Newt was once an important political figure. He was the main mover in the Republican revolution of the 1990s and Speaker of the House of Representatives.
In 2010, Newt has shown himself to be a fringe politician. As Washington Post columnist Eugene Robinson wrote this week, Newt went batty in his recent criticism of President Obama, explaining the president's actions as "Kenyan, anti-colonial behavior."
This sort of baloney is typical anti-Obama rhetoric on the Right, but it's also hyperbolic nonsense, as Robinson makes clear. It assumes, Robinson notes, that "Obama somehow absorbed a fully elaborated, frozen-in-time anti-colonial worldview from his Kenyan father. Who left the family when the future president was 2."

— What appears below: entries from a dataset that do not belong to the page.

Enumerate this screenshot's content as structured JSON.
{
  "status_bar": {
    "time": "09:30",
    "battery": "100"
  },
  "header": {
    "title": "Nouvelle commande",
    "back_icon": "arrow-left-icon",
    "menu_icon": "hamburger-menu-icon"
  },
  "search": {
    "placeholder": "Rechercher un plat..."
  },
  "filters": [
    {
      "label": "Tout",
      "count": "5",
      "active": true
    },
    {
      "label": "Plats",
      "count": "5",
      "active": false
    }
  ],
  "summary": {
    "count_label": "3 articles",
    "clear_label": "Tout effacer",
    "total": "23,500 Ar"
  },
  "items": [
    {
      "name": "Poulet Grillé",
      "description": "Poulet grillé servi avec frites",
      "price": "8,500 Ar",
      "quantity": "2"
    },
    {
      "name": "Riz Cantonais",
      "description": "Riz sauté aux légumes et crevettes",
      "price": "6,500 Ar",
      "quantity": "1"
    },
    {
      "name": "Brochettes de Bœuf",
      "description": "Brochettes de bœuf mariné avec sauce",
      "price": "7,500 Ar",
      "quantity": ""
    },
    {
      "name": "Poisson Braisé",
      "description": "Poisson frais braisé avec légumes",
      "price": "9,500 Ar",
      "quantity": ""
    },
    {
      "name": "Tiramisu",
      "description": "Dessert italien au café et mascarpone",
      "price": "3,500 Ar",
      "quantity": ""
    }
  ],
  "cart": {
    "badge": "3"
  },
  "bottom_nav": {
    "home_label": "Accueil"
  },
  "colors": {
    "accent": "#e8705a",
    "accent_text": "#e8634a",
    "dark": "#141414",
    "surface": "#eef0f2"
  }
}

Robinson notes that this sort of reasoning is not new to Gingrich, who jumped on Sonia Sotomayor as a racist and compared supporters of the Lower Manhattan mosque as Nazis.

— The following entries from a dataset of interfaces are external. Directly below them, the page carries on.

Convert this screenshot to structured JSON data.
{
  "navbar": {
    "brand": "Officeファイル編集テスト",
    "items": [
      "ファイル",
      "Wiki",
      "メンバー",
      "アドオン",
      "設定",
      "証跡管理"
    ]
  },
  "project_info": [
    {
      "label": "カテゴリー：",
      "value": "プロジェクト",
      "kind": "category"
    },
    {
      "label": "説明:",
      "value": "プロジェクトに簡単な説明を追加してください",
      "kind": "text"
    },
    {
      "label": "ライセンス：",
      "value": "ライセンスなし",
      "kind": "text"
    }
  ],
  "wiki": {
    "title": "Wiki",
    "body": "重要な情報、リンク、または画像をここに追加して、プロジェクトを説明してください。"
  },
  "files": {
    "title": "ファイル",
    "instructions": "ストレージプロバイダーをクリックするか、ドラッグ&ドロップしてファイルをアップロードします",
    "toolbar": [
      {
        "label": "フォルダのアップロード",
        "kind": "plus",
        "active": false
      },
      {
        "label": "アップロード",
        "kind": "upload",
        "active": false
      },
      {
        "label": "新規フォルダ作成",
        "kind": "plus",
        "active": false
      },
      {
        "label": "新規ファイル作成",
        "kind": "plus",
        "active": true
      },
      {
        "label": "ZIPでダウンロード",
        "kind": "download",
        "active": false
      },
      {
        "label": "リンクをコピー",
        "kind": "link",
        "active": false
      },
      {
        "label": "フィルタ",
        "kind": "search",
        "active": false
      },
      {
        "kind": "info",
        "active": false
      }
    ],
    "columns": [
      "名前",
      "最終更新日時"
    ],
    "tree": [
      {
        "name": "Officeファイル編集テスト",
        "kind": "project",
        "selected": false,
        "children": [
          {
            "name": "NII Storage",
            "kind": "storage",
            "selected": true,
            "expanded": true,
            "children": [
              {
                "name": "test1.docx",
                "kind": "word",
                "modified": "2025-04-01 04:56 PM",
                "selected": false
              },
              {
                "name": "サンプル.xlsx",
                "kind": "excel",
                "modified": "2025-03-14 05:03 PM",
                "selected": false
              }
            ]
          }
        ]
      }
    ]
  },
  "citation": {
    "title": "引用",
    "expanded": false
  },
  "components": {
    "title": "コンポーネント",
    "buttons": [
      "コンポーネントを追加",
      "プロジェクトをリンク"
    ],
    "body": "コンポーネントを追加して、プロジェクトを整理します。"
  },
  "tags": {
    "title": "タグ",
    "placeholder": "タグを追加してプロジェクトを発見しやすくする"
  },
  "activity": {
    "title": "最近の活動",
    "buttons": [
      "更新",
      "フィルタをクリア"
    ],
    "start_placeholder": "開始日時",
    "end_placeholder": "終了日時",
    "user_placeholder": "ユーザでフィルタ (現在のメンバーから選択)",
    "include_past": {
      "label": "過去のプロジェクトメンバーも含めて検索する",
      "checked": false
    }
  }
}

Robinson concludes by pointing out—correctly—Newt's real problem:
Gingrich seems to believe that our culture and values are also threatened from within—by black and brown people who demand that they, too, be given a voice in defining that culture and those values. But, hey, it's a free country. If he wants, Gingrich can imagine himself a retired British colonel in 1963, harrumphing in his armchair about who lost Kenya. A diverse and multicultural America has long since moved on.